Advanced Technology: the new steroids for Wealth Management
At the core of every investment decision lies the belief that the investment in any listed stock is not just another purchase, but a stake in the business itself, to increase profits. And regardless of the school of thought – Value Investing or Speculation – the investment decision hinges on inputs, explicit inputs. This is where advanced technology plays the role of steroids. Data analytics offers unmatched actionable insights at the speed of thought, from a virtually unlimited number of sources to advisers, for precise investment selection suggestions. The dynamic reporting capabilities facilitate advisor-assisted sales with ‘data supported’ decisions, slashing time and costs.

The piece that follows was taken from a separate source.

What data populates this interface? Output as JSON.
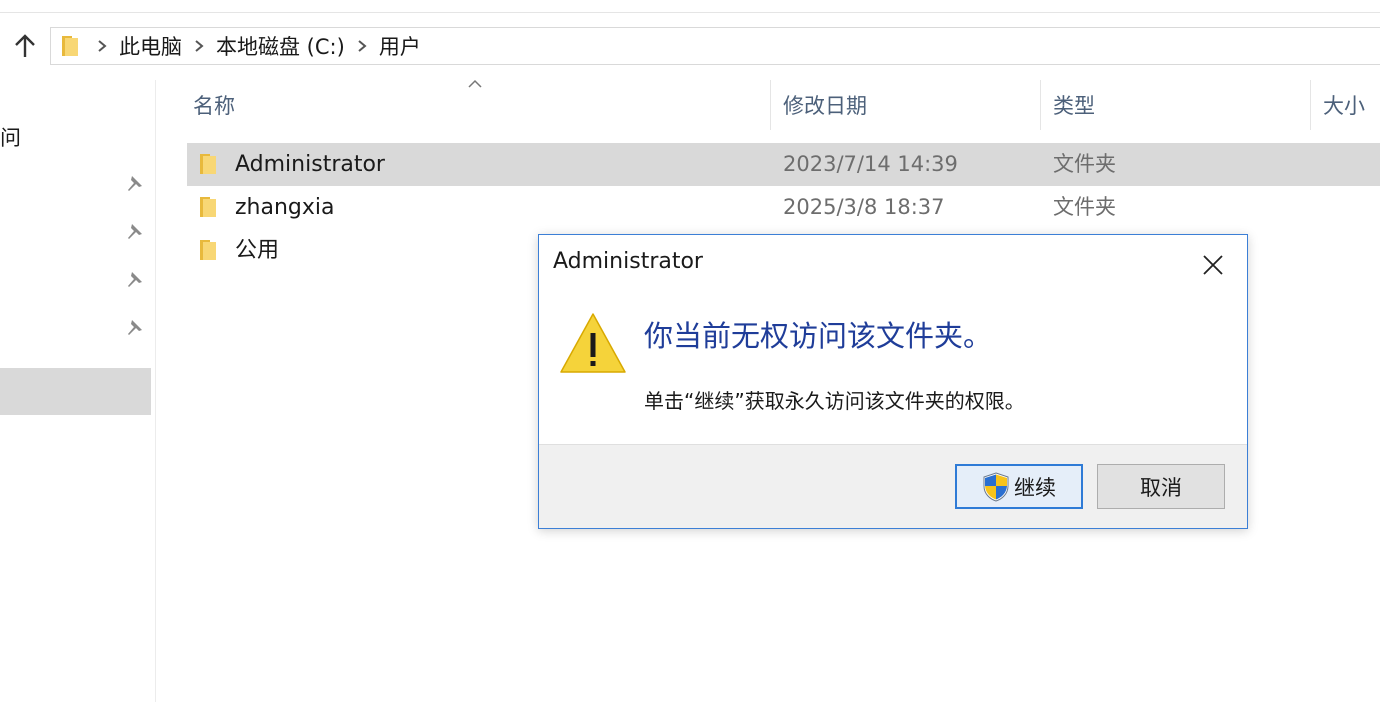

Open Banking starts with APIs and this will take time as the owners of the data need to fully embrace access to data with open APIs that enable third party integration. Yet, API connectivity has thrown open the doors to aggregators, helping wealth management services to gain access to more insights and signals, bridging various applications and systems including older platforms. The tighter data ecosystem helps dispense with the need for slow, error-riddled processes and protocols that more or less strangled resources from a people, process and technology perspective.
Panorama with digital technology
One of the highlights of technology is the ability to get all relevant information on a single screen/sections of a screen with a few clicks. Consequently, Technology permits users to call up and view all relevant details of investments and their status, from any location anytime. The flexibility and convenience provide a feeling of assurance to investors who need not worry about not having the right information to make their decisions. This also explains the preferences of 59% of clients who choose digital to be the channel for advice and tips (EY, 2017).
This is the digital milieu and clients have expectations that are entirely in sync with developments. From an investor’s perspective, isolation from information is viewed as exposure to volatility. In other words, clients need to have the power to check and understand the progress/status of their investments and are happier to rely on self-service technology for most needs, turning to human interactions only when needs remain unfulfilled.
Impact of demographics on technology adoption
The next generation workforce, from a globally interconnected market, will comprise 59% of Gen Y and Gen Z (Statista, 2018). This means that the investors and the employees of wealth management companies will comprise this generation that has little time or interest for processes that are outmoded. Organizations have their task cut out here; the need for implementing the latest technologies is no more a choice but an imperative.
Investors are obsessed with the need for real-time information that can be easily understood, collated and processed from multiple sources, to help them with their goals of short term/ long term wealth acquisition. Big Data, RPA, Data Analytics, and Cloud Computing are the waves of the new tide that are changing the ecosystem, and businesses would do well to stay on the right side of the turning and churning tide.
Three out of four finance executives feel that digital technologies are changing finance functions (Genpact 2018). The bigger players have begun the transition in earnest. Early adopters are predicted to corner better revenue streams, while the late majority and laggards in technology adoption are more likely to face headwinds and be bogged down with a restricted flow of information.
Mckinsey Global Institute: A Future That Works: Automation, Employment, and Productivity, January 2017
EYGM, 2017: Accelerating the transformation of wealth management through digital technology
GENPACT, 2018: Finance in the Digital Age